There are also occasions where airline companies hold special seat sales. This can range from anniversary sales (i.e. Cebu Pacific’s 20th Anniversary Piso (₱1.00) base fare sale last 8 March 2016 & Philippine Airline’s 75th Anniversary (up to 75% off on fares) sale last 13 March 2016) to random calendar patterned offer fares (i.e. Cebu Pacific’s 12.12 sale last December 12, 2012 & 10 peso sale last October 10, 2010). On the other hand, Jetstar holds their annual Boxing Day sale every after Christmas & their Return-For-Free promo in some selected months per year.

A super duper mega affordable round-trip ticket to Bangkok booked during Cebu Pacific Air’s 20th Anniversary Sale last March 2016

A – Airlines’ Mobile APPS

Airline websites tend to get busy minutes after every low-fare sale starts. An alternative way of securing cheap tickets is booking via the airlines’ respective mobile applications. These applications show the same fares being offered in the websites.

The Bangkok ticket above was booked at 12:38 am via the mobile app

Some applications allow you to log in & key in personal details beforehand for faster check out. Always remember only credit card is the only mode of payment accepted in booking via these mobile applications.

M – MEMBERSHIPS, Miles & Loyalty Points

Airlines offer memberships to all its patrons. These memberships let you save your personal details, family members & companion details as well as credit card details in their system.
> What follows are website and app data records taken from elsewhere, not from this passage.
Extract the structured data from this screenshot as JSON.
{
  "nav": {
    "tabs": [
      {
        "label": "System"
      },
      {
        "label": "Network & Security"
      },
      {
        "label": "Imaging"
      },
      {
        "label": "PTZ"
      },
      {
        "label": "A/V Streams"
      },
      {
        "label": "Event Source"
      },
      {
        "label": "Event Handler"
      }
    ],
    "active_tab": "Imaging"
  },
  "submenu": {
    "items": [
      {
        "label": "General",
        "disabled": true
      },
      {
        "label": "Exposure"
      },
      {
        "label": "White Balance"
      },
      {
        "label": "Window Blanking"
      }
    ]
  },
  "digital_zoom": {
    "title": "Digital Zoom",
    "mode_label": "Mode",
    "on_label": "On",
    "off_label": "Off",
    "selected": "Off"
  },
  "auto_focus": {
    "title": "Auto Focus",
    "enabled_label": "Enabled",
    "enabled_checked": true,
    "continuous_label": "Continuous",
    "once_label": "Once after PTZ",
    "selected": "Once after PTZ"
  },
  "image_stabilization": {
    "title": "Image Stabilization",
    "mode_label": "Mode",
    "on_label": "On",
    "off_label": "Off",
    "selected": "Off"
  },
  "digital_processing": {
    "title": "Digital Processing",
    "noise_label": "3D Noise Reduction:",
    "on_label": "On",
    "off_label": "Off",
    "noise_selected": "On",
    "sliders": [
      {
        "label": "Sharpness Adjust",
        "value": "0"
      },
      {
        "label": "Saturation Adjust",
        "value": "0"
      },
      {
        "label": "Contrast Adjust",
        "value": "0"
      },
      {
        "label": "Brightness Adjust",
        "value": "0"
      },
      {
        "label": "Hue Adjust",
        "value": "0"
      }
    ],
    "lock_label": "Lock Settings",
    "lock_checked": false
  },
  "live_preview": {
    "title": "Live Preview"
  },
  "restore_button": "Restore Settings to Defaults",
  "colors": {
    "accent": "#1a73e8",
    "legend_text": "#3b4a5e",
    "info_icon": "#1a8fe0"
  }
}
Having all the details saved online makes bookings faster, thus securing your promo seat in no time.

Air Asia provides a 24-hour priority access to their Air Asia BIG Loyalty Programme members. The members can already book tickets ahead of time (usually every 12:01 am Sunday) before they start the network-wide sale (which starts 12:01 of the next day, Monday).
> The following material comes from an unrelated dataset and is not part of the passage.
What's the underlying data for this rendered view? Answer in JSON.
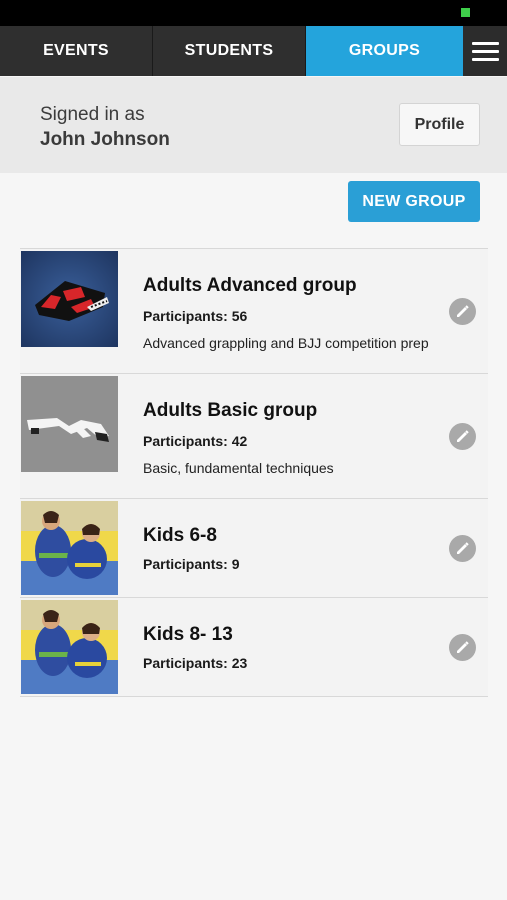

A round-trip ticket to Kuala Lumpur I got for 20 Air Asia BIG Points & ₱1,300+

Cebu Pacific’s GetGo also send emails for upcoming seat sales; these email alerts let their members plan their trips ahead of the sale.

Most airlines also allow you to earn loyalty miles / points every time you fly with them. Air Asia allows you to earn Big points, Cebu Pacific Air lets you earn GetGo Points, Philippine Airlines allows you to earn Mabuhay Miles & so on. Make sure to register in these platforms & earn miles / points every flight you take. Keep on earning miles / points with these airlines & you’ll get eventually get privileges such as free flights, exclusive seat sales, in-flight treats & lounge access.

Flew back to Manila for free last week; Used my GetGo points for my ticket

P – PLAN Dates

The last tip I can give to everyone is to plan the dates of your trip. You might ask me, how will one know the travel period of the upcoming sales of each airline? Easy. Given I’ve been booking tickets for years, I have already noticed some patterns on the travel dates offered in the seat sales.

Cebu Pacific Air makes changes in their website a few minutes before 12 midnight. Make sure to check the website 11:58 pm – 11:59 pm before the usual holiday sale to have an idea on the offer fares as well as their respective travel period (before everyone knows about it by 12:01 am). Usually, the travel period of the low fares can range from 4 months from the current month up to 12 months.

Air Asia on the other hand announces the travel period 12 hours before the priority sale for BigShot members. They send out an email to all members to announce the travel dates for the upcoming sale.

Jetstar’s Friday Frenzy sale usually offers discounted fares for immediate travel (within the next 3 months) while their special sale offer low fares for travels 4-6 months from the day / month of booking.

Tip: If you want to travel on dates during long weekends, make sure to choose the dates 2 days before or after the holiday / long weekend for higher changes of securing a low fare seat.

So what are you waiting for? Head over to the different airline websites & subscribe to their mailing list, download the available mobile apps, join the different membership & loyalty programs, plan your next trips & wait for the next low fare sale. You might just get the most affordable ticket to your dream destination! ✈️

If you have any questions, feel free to comment below or send me an email to contact@thewkndtravel.com. You can also send me a message on Facebook, drop a comment on Instagram or send me a tweet on Twitter.